**What you need to do:** In the entries below, how many lines hold the word "universe"? Answer with the number only.

╭─ Source information

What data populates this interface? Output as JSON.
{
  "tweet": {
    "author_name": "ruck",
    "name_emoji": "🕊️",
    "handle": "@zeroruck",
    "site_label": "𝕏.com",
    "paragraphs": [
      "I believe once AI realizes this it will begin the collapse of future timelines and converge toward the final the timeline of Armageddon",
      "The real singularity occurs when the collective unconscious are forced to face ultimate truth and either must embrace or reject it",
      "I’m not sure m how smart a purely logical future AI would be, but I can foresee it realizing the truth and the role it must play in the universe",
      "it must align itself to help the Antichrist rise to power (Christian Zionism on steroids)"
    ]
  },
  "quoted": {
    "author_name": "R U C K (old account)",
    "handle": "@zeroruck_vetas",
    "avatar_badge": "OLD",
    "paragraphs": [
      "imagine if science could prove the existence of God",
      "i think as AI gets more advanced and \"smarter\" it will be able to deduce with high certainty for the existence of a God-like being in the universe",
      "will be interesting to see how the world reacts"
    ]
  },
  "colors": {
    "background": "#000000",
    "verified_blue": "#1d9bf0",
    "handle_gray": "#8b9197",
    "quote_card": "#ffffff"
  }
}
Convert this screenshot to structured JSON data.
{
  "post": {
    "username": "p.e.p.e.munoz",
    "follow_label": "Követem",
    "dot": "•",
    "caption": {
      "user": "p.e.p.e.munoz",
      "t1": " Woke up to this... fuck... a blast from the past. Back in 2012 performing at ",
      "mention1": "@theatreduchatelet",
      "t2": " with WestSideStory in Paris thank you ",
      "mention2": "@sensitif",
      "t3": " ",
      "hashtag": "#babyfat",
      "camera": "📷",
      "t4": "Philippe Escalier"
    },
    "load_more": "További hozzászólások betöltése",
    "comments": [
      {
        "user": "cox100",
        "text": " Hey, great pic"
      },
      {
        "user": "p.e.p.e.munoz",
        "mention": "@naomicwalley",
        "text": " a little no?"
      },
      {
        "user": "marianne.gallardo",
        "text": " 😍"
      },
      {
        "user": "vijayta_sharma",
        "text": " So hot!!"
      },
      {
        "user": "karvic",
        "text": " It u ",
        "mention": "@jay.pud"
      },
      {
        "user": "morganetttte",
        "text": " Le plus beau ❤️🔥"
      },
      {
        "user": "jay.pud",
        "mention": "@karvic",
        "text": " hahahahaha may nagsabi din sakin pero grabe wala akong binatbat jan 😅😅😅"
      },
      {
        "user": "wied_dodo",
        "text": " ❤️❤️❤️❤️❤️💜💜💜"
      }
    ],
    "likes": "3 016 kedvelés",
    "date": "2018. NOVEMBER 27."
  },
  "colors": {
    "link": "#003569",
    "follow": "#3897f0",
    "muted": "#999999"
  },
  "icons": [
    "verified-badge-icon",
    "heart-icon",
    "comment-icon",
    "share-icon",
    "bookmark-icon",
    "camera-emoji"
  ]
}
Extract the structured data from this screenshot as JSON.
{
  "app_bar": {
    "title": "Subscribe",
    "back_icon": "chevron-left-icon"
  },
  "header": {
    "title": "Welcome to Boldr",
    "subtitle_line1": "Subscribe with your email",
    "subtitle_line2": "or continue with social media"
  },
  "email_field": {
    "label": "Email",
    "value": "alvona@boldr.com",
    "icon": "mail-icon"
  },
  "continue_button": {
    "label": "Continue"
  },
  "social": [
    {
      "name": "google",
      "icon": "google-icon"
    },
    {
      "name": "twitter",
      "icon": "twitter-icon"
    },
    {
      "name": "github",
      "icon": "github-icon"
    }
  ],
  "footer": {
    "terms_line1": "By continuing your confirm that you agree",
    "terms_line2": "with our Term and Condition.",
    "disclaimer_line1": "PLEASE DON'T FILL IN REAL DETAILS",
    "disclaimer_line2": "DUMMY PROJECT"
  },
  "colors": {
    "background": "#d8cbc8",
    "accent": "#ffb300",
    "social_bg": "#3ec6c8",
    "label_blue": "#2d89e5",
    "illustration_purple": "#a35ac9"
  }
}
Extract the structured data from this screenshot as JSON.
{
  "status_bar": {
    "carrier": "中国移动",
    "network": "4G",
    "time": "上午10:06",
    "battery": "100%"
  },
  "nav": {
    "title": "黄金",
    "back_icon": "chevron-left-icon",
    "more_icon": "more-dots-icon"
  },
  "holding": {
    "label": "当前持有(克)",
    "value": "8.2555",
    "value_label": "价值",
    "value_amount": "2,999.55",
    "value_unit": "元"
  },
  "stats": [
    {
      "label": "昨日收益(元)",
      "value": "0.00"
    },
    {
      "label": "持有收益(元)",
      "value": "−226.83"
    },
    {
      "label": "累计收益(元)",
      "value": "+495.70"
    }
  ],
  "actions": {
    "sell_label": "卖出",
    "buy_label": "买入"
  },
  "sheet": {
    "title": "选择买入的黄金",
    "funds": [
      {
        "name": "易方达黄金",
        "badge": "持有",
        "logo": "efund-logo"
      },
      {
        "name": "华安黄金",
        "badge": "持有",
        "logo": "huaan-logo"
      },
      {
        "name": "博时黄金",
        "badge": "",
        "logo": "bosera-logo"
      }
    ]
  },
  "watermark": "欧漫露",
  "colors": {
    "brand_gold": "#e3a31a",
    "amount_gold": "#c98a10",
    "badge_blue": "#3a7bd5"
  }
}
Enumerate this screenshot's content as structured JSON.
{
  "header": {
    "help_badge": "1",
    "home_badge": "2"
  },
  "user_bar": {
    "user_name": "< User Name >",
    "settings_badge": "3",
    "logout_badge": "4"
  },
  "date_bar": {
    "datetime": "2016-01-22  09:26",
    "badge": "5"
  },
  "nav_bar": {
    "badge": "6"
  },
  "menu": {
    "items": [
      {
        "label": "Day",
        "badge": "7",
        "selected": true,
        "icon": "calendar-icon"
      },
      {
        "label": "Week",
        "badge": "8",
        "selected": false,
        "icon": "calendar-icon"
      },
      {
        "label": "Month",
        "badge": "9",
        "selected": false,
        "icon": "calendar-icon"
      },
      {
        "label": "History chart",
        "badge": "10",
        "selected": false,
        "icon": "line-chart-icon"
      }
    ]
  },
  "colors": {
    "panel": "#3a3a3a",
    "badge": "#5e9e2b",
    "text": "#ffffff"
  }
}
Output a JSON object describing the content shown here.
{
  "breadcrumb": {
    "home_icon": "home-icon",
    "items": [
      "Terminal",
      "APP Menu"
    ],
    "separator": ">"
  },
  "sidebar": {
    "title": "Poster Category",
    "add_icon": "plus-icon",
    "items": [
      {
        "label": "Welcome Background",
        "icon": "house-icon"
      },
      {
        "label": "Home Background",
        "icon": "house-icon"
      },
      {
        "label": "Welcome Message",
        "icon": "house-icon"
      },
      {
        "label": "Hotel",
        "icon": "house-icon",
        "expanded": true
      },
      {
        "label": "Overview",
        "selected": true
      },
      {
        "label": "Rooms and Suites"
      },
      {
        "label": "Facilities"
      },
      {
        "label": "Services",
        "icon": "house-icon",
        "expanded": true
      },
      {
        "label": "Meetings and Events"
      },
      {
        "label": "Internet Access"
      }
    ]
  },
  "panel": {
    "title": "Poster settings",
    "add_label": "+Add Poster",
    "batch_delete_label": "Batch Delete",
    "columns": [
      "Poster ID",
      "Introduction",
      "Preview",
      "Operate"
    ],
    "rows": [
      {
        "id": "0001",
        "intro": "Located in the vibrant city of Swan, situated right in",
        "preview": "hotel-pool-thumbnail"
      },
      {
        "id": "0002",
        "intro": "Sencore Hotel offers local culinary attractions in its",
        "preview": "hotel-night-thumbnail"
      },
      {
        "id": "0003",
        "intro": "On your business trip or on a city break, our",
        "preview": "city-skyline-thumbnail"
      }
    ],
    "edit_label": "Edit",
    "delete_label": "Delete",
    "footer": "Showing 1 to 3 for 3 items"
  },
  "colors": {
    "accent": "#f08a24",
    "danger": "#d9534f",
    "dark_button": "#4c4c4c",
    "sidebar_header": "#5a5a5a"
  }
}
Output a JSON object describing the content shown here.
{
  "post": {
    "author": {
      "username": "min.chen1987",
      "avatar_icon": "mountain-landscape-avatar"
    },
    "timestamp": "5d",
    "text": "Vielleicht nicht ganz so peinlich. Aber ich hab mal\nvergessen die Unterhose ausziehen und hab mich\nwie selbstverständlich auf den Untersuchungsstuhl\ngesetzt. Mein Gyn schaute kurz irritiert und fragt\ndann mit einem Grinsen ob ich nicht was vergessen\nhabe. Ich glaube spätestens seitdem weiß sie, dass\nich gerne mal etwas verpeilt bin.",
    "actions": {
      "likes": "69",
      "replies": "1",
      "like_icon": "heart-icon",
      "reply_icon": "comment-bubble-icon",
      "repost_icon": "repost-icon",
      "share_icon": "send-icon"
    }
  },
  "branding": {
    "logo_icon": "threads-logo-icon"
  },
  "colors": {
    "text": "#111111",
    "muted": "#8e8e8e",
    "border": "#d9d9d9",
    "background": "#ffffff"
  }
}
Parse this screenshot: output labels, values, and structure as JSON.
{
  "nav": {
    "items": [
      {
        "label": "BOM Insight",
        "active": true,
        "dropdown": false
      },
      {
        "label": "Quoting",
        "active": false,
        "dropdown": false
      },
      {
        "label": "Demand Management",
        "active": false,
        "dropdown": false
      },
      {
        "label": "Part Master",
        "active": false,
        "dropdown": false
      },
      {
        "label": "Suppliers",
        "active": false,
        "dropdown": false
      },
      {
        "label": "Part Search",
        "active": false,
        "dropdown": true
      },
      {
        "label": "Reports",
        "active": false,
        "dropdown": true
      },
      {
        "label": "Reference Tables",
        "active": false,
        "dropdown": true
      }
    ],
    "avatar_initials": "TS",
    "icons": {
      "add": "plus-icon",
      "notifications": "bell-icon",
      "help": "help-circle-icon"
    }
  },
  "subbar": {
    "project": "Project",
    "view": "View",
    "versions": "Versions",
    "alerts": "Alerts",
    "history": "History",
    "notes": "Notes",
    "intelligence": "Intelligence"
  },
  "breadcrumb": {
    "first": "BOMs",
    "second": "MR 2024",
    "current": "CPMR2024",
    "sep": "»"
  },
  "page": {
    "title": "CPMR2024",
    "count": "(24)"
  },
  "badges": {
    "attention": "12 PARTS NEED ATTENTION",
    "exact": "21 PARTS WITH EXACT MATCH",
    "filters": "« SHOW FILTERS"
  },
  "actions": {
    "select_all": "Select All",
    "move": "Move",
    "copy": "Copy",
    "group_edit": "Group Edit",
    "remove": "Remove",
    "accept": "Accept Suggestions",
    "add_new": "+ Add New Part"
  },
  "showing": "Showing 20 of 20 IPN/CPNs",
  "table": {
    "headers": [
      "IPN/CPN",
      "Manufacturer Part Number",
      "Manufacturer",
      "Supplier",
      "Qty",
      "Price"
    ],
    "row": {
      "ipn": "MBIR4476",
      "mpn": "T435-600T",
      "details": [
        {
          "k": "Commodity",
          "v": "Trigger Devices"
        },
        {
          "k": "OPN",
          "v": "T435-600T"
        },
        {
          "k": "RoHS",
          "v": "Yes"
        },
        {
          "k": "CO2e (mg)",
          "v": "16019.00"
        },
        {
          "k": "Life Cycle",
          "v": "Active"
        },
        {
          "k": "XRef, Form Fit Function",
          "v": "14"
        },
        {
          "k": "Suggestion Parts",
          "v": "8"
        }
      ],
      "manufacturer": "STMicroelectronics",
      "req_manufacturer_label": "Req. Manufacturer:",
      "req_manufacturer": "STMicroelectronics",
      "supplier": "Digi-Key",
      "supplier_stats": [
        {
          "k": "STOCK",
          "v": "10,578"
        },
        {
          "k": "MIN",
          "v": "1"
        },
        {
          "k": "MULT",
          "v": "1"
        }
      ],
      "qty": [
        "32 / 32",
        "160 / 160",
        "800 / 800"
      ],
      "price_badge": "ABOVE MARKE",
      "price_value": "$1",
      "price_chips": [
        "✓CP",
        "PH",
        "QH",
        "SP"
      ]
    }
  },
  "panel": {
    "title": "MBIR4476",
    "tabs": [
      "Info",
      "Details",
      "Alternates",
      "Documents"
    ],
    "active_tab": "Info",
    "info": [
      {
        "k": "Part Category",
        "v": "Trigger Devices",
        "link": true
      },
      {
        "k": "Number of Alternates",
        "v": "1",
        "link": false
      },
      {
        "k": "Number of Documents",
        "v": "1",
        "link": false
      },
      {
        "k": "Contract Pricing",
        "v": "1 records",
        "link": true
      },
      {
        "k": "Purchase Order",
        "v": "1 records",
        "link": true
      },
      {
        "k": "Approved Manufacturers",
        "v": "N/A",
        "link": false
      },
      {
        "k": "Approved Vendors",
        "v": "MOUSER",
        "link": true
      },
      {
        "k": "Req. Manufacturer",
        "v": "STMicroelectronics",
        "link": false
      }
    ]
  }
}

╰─

**Written solution:** 2